Uncertain future for employees at Nortel
A question mark hangs over the future of hundreds of employees at troubled telecoms company Nortel after one part of the business was snapped up by Avaya.
The US company has acquired Nortel’s Enterprise Division 11 months after Nortel went into administration blaming “adverse economic conditions”.
Under the deal, which came to light yesterday and is understood to be worth $900 million, 40% of the 350-strong workforce at the Monkstown plant has transferred to Avaya.
However, the future remains uncertain for the remaining 200 staff. Efforts are being made to find suitable buyers for Nortel’s remaining four divisions.
Trade union Unite has cautiously welcomed the acquisition but it has expressed fears for additional redundancies next year. In March 90 employees were axed with only statutory redundancy pay, which prompted protests at the Doagh Road site.
Sean Smyth, regional industrial organiser with Unite, said: “Union officials will be seeking an urgent meeting with the new owners to discuss the plant’s future at Monkstown.
“The cloud of further redundancies hangs over the plant and we need to iron out any difficulties as speedily as possible. Unite is further concerned that Avaya has only leased the Monkstown site for one year.”
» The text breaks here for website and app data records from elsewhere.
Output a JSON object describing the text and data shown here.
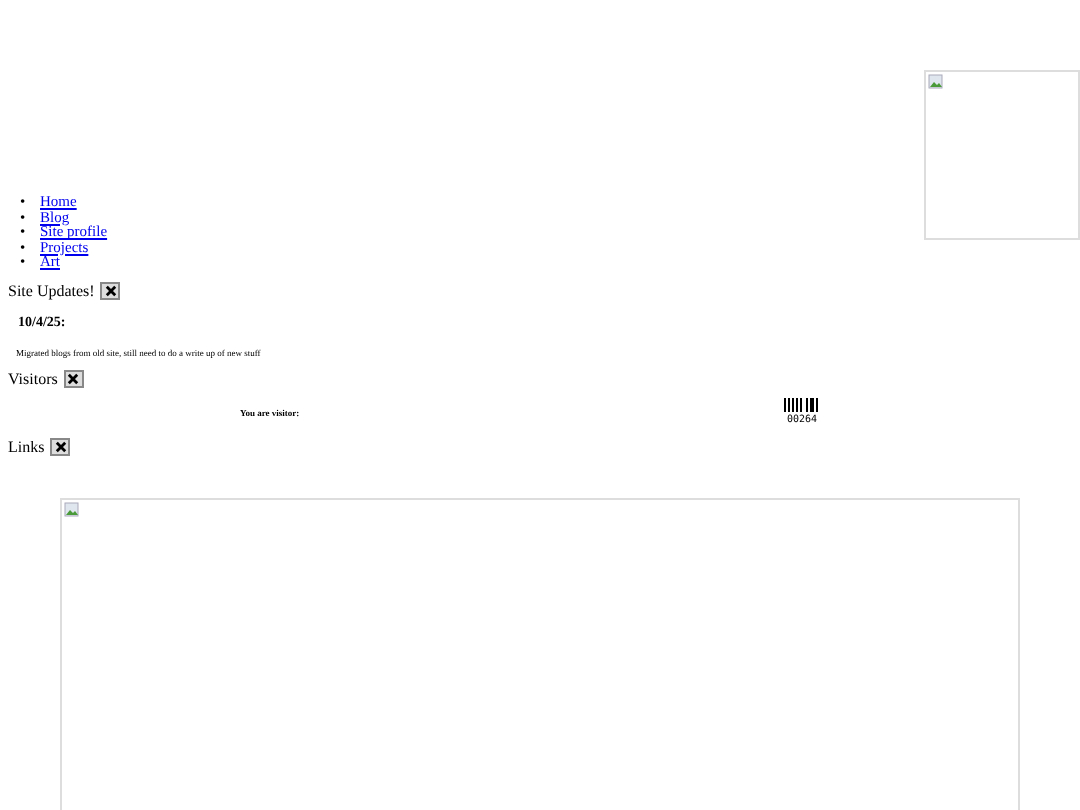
{
  "nav": [
    {
      "marker": "•",
      "label": "Home"
    },
    {
      "marker": "•",
      "label": "Blog"
    },
    {
      "marker": "•",
      "label": "Site profile"
    },
    {
      "marker": "•",
      "label": "Projects"
    },
    {
      "marker": "•",
      "label": "Art"
    }
  ],
  "site_updates": {
    "title": "Site Updates!",
    "date": "10/4/25:",
    "text": "Migrated blogs from old site, still need to do a write up of new stuff"
  },
  "visitors": {
    "title": "Visitors",
    "label": "You are visitor:",
    "count": "00264"
  },
  "links": {
    "title": "Links"
  }
}
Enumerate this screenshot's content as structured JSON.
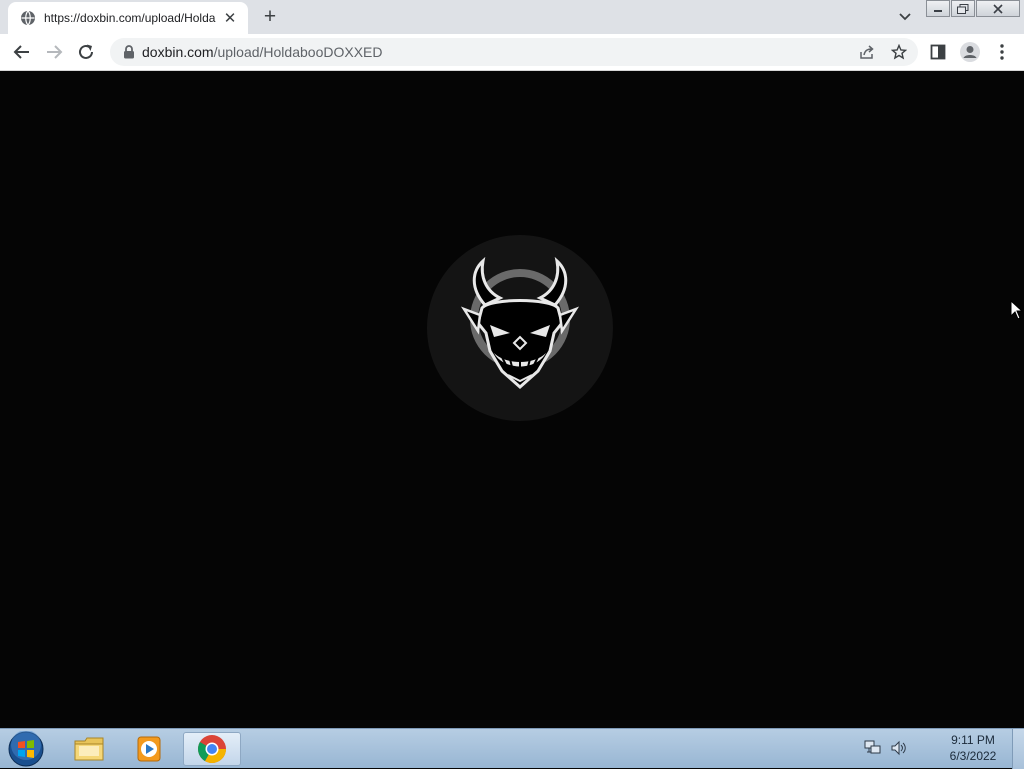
{
  "browser": {
    "tab": {
      "title": "https://doxbin.com/upload/Holda",
      "favicon": "globe-icon"
    },
    "new_tab_label": "+",
    "close_label": "✕",
    "address": {
      "host": "doxbin.com",
      "path": "/upload/HoldabooDOXXED"
    }
  },
  "page": {
    "background": "#050505",
    "logo": "demon-mask-logo"
  },
  "taskbar": {
    "pinned": [
      "start-orb-icon",
      "file-explorer-icon",
      "media-player-icon",
      "chrome-icon"
    ],
    "clock": {
      "time": "9:11 PM",
      "date": "6/3/2022"
    }
  }
}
He added: “We are happy to note a positive aspect of this new deal is that the new company owners have given the union an assurance that if there is a need for further job losses at Monkstown, then it will honour the existing contract of employment which offers an enhanced redundancy package.”
In a statement New Jersey-based Avaya said: “The addition of Nortel Enterprise Solutions (NES) further enhances Avaya’s strategic position in providing business communications solutions and services for enterprise customers. The acquisition gives the company added scale, resources and expertise to deliver a portfolio of solutions and services around the globe.”
Enterprise Minister Arlene Foster said the announcement was “extremely positive news for Nortel and the workers at Monkstown”.
She added: “I understand that the remaining elements of Nortel’s business have successfully been auctioned to other major international telecommunications companies and those deals are currently progressing through the necessary regulatory clearances. Invest NI is working to profile the strength of the company’s local capabilities to ensure the best possible outcome.”
Invest NI has invoiced Nortel for £7.4m after it breached the terms of a financial assistance agreement signed in June 2006 by entering administration.
However, to date the business body has not received any payments and is not expected to until all of the Nortel acquistions are concluded next year. Only then can the administrator Ernst & Young deal with demands from creditors.